What the exercise asks:
Return all the lines below in which the string "خانگی" appears.
◇ ◇ ◇
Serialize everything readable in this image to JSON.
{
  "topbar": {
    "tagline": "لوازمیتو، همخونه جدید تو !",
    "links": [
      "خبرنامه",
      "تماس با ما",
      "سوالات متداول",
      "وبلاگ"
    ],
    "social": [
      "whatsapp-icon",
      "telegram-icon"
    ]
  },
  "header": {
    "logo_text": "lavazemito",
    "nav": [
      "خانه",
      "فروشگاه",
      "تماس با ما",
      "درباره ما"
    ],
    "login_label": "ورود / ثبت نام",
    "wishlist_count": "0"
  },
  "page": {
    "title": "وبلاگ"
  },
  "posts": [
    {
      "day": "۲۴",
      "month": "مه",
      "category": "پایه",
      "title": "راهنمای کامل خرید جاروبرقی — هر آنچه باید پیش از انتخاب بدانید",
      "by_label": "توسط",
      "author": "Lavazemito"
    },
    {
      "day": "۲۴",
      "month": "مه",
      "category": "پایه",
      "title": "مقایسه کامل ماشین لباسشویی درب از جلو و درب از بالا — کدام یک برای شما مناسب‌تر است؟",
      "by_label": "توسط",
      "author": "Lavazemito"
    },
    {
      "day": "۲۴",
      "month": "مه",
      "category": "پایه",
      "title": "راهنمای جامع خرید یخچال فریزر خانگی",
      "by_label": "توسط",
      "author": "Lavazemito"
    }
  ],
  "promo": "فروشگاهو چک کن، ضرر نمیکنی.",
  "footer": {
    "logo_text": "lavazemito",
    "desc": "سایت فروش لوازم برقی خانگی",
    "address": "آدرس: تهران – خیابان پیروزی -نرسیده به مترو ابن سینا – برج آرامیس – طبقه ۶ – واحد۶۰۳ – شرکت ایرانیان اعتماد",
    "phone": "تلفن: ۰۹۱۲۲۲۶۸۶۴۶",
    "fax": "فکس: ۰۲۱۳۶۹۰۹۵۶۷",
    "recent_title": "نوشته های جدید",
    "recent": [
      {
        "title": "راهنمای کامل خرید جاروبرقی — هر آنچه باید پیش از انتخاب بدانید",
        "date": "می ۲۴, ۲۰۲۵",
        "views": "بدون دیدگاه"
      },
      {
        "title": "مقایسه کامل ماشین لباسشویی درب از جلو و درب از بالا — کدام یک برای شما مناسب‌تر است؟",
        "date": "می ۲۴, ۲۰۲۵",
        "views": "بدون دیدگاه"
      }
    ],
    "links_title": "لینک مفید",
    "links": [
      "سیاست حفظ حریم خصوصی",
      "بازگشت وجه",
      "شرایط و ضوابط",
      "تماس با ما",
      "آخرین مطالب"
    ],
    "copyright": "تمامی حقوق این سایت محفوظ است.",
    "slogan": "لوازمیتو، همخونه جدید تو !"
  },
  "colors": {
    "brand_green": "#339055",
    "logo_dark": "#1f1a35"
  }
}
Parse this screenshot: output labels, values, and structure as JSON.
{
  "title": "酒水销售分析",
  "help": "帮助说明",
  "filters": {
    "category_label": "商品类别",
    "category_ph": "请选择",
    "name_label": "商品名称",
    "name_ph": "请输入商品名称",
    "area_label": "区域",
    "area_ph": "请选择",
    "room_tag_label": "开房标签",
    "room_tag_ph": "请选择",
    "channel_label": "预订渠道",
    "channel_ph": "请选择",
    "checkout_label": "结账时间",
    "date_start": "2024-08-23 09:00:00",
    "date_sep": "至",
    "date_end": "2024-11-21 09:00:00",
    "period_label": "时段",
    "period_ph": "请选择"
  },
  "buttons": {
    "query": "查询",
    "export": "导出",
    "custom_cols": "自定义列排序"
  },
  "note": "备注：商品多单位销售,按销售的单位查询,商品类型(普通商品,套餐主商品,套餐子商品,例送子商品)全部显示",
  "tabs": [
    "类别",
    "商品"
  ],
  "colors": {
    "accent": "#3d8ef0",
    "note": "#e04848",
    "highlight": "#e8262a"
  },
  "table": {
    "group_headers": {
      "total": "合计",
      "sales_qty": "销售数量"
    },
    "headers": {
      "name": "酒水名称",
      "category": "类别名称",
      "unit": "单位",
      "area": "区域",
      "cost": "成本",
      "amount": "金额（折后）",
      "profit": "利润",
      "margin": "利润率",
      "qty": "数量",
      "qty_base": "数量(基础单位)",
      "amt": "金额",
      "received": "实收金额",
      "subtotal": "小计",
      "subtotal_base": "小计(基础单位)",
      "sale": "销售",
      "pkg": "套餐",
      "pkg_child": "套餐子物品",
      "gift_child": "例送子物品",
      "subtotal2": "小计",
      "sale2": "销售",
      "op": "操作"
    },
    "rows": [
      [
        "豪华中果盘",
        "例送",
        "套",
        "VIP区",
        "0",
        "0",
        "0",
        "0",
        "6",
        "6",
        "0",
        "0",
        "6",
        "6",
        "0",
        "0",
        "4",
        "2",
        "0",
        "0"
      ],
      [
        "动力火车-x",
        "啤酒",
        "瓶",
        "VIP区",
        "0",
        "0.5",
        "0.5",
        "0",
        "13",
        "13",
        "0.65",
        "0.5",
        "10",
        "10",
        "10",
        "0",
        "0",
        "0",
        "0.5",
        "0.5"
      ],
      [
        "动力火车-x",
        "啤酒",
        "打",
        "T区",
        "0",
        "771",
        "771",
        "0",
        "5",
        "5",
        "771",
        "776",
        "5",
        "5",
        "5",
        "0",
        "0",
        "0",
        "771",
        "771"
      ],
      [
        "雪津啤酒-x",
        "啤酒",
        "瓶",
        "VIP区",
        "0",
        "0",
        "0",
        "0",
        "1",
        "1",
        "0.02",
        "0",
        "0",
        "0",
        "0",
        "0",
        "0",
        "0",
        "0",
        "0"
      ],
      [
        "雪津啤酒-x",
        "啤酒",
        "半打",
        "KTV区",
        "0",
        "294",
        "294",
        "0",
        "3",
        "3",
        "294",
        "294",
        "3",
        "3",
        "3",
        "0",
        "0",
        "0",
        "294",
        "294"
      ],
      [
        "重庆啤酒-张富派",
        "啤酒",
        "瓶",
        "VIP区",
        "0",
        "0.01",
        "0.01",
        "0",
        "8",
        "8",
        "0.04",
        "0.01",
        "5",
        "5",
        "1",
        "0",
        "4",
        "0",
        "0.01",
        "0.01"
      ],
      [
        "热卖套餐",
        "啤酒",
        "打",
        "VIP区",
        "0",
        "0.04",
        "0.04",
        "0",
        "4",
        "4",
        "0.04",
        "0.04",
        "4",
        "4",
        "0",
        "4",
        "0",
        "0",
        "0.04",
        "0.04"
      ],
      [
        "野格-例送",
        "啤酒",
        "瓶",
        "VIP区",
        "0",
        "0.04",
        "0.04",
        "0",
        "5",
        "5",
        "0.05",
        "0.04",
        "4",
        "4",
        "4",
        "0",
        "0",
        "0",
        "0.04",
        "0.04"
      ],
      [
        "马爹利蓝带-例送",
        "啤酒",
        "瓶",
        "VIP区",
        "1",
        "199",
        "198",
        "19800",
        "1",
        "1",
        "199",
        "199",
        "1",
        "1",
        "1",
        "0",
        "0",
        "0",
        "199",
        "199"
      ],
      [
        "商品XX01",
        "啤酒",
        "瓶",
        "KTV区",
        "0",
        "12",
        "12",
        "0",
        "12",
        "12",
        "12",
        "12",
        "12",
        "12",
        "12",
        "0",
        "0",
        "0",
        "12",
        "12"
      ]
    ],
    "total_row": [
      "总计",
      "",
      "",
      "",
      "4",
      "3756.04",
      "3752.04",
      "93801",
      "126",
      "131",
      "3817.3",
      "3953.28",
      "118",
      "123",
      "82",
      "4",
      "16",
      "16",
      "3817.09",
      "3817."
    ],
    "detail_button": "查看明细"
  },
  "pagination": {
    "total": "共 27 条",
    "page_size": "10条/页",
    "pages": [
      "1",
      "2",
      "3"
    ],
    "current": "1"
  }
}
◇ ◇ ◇
Response:
      "title": "راهنمای جامع خرید یخچال فریزر خانگی",
    "desc": "سایت فروش لوازم برقی خانگی",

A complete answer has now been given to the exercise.